				/* login successful, send the server info request */
				$request = $info_request;
				continue;
			}
			else
			if (strpos($read, $fail_message) !== FALSE)
			{
				/* login failed, exit loop */
				$err = 'AUTH';
				break;
			}
			else
			if (strpos($read, $info_message) !== FALSE)
			{
				/* server info received */
				$server_info = substr($read, strpos($read, $info_message));
				break;
			}
		}
		while(true);
	}
	else
		$err ='ERR'.socket_last_error($socket).' ('.socket_strerror(socket_last_error($socket)).')';
}
else
    $err = 'ERR'.socket_last_error($socket).' ('.socket_strerror(socket_last_error($socket)).')';
 
if ($server_info != '')
{
	preg_match_all('|<A>(.*?)</A>|', $server_info, $matches, PREG_PATTERN_ORDER);
	$uptime  = $matches[1][2];
	$memory  = $matches[1][4];
	$load    = $matches[1][5];
	$clients = $matches[1][6];
 
	$uptime_text = format_milliseconds($uptime);
	$memory_text = format_megabytes($memory);
	$load_text   = format_percent($load);
 
	echo "$clients,$memory_text,$load_text,$err\n";
}
else
	echo "$err\n";
 
socket_close($socket);
 
function format_milliseconds($milliseconds) 
{
    $seconds = floor($milliseconds / 1000);
    $minutes = floor($seconds / 60);
    $hours = floor($minutes / 60);
    $days = floor($hours / 24);
 
    $seconds = $seconds % 60;
    $minutes = $minutes % 60;
    $hours   = $hours % 24;
 
    $time = sprintf('%u days %u:%02u:%02u', $days, $hours, $minutes, $seconds);
    return rtrim($time, '0');
}
 
function format_megabytes($bytes)
{
	return number_format($bytes/(1024*1024),2)."MB";
}
 
function format_percent($n)
{
	return ($n*100)."%";
}
?>

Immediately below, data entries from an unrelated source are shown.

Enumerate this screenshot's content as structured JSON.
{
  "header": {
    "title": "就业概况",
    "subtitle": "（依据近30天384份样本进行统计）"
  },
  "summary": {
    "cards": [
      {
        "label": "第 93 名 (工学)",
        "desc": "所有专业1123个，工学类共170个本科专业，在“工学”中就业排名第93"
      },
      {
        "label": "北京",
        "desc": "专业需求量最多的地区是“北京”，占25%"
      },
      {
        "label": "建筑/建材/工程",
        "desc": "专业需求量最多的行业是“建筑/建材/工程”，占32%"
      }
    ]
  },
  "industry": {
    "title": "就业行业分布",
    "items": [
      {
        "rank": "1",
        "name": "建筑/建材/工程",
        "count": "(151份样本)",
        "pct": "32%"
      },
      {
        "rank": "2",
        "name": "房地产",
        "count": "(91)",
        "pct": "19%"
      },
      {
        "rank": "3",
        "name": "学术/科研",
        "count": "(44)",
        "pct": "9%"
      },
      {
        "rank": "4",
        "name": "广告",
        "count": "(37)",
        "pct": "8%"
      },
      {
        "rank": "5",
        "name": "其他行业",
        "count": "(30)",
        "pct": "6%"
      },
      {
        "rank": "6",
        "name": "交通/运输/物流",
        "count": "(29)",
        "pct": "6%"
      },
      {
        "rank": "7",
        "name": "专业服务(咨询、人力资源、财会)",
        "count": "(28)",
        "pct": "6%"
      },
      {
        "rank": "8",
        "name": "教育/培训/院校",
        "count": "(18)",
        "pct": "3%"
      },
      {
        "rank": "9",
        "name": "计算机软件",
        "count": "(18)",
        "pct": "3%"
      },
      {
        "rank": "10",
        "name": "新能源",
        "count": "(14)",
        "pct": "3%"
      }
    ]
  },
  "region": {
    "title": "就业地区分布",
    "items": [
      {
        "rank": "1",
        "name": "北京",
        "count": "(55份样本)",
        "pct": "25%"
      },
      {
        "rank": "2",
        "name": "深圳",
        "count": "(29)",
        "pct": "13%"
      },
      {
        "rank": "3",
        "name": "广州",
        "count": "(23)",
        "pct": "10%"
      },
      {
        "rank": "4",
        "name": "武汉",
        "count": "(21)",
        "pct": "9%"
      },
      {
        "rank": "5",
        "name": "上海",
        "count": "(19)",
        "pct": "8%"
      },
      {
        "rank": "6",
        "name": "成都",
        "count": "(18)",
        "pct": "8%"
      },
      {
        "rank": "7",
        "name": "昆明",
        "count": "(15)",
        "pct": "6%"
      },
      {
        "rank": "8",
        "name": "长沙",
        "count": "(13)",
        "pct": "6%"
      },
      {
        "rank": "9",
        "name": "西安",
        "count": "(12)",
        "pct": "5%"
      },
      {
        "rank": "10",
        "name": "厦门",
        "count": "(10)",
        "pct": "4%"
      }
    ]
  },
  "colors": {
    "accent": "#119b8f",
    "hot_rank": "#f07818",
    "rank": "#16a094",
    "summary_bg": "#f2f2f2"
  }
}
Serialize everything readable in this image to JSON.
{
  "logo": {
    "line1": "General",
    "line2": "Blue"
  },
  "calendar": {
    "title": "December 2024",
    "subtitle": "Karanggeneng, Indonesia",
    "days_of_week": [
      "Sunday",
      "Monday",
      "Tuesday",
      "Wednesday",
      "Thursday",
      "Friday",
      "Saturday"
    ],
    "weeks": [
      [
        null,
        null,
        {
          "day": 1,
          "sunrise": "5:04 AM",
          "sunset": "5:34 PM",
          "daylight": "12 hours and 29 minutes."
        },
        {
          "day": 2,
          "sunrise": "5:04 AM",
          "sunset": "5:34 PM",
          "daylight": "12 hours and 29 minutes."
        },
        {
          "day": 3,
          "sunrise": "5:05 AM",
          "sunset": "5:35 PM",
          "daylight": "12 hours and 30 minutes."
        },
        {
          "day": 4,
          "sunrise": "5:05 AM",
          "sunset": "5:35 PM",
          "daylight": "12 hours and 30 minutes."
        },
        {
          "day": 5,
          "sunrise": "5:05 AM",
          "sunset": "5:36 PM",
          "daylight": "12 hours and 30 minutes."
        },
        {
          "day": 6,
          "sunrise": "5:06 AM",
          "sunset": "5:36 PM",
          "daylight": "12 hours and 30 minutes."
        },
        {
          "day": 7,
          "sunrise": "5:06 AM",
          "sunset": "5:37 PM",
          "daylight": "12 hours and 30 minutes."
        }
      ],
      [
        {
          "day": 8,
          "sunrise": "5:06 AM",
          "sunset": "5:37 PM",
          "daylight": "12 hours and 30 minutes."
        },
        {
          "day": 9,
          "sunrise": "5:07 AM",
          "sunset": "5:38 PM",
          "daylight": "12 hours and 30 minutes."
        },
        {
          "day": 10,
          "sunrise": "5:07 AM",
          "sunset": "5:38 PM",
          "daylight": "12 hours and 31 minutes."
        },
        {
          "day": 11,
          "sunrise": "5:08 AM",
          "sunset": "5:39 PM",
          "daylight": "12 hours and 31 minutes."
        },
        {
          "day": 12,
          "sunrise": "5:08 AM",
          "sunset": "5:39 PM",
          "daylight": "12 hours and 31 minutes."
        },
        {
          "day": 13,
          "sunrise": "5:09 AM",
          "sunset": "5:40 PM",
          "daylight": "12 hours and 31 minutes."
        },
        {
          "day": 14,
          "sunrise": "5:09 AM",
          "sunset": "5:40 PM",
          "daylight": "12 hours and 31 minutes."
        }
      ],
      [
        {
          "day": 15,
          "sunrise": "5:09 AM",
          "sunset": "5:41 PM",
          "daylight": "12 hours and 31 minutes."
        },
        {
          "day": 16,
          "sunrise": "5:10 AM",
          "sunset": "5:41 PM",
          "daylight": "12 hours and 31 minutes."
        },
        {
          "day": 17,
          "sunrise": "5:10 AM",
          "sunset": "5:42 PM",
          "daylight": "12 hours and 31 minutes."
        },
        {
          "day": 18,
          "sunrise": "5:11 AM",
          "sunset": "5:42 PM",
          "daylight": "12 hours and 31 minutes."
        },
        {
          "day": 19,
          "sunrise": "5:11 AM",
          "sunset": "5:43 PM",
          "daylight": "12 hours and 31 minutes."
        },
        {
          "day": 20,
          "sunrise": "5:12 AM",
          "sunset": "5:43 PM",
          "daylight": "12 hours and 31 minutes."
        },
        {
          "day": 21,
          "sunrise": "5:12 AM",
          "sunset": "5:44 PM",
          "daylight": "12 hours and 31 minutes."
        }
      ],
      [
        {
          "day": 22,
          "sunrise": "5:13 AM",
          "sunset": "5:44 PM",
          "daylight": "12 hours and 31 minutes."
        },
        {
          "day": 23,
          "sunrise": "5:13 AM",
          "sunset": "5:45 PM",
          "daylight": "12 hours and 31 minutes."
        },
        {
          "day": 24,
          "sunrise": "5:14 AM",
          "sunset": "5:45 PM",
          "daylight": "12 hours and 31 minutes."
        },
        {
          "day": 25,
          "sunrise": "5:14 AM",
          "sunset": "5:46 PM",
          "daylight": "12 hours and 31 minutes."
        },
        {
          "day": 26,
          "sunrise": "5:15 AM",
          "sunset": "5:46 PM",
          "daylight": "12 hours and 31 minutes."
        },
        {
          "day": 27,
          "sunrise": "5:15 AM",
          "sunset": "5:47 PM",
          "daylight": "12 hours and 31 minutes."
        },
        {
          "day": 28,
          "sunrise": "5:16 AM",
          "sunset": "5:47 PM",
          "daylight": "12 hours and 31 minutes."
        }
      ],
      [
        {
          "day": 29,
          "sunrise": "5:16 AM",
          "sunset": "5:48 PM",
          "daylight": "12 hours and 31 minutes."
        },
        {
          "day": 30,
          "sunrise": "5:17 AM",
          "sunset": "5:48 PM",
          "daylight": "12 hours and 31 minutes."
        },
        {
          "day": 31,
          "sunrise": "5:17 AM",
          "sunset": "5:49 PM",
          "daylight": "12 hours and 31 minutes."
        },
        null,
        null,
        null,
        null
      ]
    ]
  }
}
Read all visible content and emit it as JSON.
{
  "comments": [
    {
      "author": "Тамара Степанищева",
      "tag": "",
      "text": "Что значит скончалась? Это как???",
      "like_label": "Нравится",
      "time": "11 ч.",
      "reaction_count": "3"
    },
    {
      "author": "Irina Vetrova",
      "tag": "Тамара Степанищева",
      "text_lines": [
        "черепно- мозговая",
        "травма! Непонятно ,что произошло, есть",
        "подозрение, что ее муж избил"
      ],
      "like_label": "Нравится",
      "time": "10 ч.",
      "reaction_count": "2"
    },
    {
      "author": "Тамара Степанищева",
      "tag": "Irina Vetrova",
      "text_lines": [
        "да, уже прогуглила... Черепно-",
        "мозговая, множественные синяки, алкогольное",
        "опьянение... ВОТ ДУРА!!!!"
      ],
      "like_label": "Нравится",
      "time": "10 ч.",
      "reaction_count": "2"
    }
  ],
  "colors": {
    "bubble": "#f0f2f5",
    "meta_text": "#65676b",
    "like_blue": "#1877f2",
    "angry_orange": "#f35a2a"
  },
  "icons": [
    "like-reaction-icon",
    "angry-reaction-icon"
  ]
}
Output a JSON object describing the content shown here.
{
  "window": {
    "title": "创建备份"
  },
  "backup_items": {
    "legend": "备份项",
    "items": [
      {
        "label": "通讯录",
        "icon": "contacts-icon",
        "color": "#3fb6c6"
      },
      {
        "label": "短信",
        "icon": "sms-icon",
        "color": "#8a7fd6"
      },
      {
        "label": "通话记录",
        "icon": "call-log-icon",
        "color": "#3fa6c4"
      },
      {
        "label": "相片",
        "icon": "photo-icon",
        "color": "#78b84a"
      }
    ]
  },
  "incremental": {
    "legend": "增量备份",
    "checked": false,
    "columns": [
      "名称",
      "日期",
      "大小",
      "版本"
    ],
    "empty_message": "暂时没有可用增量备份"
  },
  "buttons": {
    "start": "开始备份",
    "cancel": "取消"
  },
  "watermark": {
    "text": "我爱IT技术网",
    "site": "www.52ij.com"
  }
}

The script above will output the server stats in a simple line. For convenience, I added some helper functions to show the update in days, hours and minutes, memory in MB, etc.

In the near future, I’ll show you how you can use this to log, monitor and graph all this info.

Armand Niculescu, BEng, MSM, is a 34 year old Art Director at Media Division. and he enjoys working with visual arts for film, web and print.